Prompt => Reproduce the data exactly, leaving nothing out.

Interface dataset entries:
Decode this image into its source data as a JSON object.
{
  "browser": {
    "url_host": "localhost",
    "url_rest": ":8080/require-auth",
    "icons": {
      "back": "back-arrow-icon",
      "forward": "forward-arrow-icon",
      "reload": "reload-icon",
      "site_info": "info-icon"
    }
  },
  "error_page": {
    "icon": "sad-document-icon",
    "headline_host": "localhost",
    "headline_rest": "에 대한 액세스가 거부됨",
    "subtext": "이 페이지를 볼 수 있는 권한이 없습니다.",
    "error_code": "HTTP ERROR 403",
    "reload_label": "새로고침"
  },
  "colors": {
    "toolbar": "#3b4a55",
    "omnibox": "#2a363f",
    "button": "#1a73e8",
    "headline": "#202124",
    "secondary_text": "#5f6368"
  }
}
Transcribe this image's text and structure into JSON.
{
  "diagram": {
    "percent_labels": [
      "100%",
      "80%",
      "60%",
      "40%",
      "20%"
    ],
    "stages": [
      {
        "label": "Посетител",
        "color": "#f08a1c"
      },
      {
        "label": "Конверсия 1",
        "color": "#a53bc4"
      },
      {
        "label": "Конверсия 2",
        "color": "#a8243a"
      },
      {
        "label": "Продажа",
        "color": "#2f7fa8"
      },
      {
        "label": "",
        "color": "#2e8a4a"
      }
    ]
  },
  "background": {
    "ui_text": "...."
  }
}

Solved problem =>
Decode this image into its source data as a JSON object.
{
  "browser": {
    "url_host": "localhost",
    "url_rest": ":8080/require-auth",
    "icons": {
      "back": "back-arrow-icon",
      "forward": "forward-arrow-icon",
      "reload": "reload-icon",
      "site_info": "info-icon"
    }
  },
  "error_page": {
    "icon": "sad-document-icon",
    "headline_host": "localhost",
    "headline_rest": "에 대한 액세스가 거부됨",
    "subtext": "이 페이지를 볼 수 있는 권한이 없습니다.",
    "error_code": "HTTP ERROR 403",
    "reload_label": "새로고침"
  },
  "colors": {
    "toolbar": "#3b4a55",
    "omnibox": "#2a363f",
    "button": "#1a73e8",
    "headline": "#202124",
    "secondary_text": "#5f6368"
  }
}
Transcribe this image's text and structure into JSON.
{
  "diagram": {
    "percent_labels": [
      "100%",
      "80%",
      "60%",
      "40%",
      "20%"
    ],
    "stages": [
      {
        "label": "Посетител",
        "color": "#f08a1c"
      },
      {
        "label": "Конверсия 1",
        "color": "#a53bc4"
      },
      {
        "label": "Конверсия 2",
        "color": "#a8243a"
      },
      {
        "label": "Продажа",
        "color": "#2f7fa8"
      },
      {
        "label": "",
        "color": "#2e8a4a"
      }
    ]
  },
  "background": {
    "ui_text": "...."
  }
}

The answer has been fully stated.